The parents work with Every Brain Matters, an advocacy organization dedicated to educating people about the dangers that come with frequent cannabis use and how a changing legal landscape is exacerbating the problem.
Despite horror stories from parents who have had to say goodbye to their children too soon, marijuana has shown anecdotal evidence of helping people with mental disturbances, from mild anxiety to post-traumatic stress disorder.
A 2018 report published in the Journal of Affective Disorders by researchers in Washington state found that cannabis users saw a 50 percent decline in their depression symptoms and a 58 percent decline in anxiety and stress levels after just a couple of puffs.

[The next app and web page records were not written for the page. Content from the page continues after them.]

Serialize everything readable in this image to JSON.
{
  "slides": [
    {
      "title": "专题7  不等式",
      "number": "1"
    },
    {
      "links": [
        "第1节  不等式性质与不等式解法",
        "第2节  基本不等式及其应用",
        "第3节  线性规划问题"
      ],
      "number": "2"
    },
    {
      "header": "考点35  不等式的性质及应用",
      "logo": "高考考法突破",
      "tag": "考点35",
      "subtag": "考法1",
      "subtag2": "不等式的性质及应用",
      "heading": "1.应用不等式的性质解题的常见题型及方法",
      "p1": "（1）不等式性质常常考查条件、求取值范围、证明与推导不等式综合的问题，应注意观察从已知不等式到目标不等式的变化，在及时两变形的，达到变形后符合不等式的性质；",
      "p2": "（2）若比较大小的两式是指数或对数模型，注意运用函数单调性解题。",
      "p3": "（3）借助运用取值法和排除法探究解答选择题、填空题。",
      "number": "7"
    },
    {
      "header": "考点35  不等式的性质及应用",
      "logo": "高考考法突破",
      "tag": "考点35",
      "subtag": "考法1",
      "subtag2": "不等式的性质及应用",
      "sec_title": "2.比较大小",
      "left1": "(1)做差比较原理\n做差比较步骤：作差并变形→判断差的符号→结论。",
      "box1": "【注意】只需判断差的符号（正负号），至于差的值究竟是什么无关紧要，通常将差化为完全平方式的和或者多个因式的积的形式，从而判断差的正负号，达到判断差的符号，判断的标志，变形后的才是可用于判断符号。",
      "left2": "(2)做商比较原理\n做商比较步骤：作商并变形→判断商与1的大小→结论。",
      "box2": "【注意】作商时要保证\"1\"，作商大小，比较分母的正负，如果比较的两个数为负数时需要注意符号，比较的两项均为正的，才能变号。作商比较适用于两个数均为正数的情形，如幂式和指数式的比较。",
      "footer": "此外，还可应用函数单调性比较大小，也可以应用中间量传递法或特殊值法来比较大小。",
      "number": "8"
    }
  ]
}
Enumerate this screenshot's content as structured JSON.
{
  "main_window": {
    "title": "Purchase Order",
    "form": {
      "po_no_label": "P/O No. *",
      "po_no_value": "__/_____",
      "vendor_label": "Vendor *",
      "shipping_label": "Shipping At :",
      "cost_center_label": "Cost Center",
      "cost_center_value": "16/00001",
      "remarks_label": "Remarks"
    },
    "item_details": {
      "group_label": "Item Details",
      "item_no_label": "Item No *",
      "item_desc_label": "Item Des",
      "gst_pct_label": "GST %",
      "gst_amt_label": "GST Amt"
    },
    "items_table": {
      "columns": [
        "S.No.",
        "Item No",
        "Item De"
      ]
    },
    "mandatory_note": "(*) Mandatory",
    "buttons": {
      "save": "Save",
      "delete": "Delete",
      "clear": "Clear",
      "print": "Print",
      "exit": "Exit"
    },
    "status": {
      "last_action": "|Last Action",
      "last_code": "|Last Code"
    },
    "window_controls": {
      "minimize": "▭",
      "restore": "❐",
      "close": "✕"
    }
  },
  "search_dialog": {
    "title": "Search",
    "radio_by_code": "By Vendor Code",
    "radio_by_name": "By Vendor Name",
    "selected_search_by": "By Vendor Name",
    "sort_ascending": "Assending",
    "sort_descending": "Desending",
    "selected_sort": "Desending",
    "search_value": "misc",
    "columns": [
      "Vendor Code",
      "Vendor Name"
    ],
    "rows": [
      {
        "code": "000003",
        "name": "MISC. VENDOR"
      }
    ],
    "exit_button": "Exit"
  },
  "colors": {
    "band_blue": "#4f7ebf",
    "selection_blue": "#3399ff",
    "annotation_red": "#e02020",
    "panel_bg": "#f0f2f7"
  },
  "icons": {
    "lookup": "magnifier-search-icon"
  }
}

Repeated use of the drug does not necessarily mean those symptoms will disappear entirely in the long term. Some users who consume marijuana regularly will experience worsening symptoms.
Another, much smaller study into the drug’s stress-relieving powers involving 42 people was published in the journal Drug and Alcohol Dependence in 2017. Researchers from Chicago found that people who took 7.5mg of THC significantly reduced people’s emotional stress compared to a placebo dose.
But people who consumed 12.5mg saw their stress levels worsen further, suggesting that while low amounts of the drug can provide some relief, those benefits disappear when a person takes more.
If you or a loved one needs help, call the Suicide and Crisis Lifeline by dialing 988.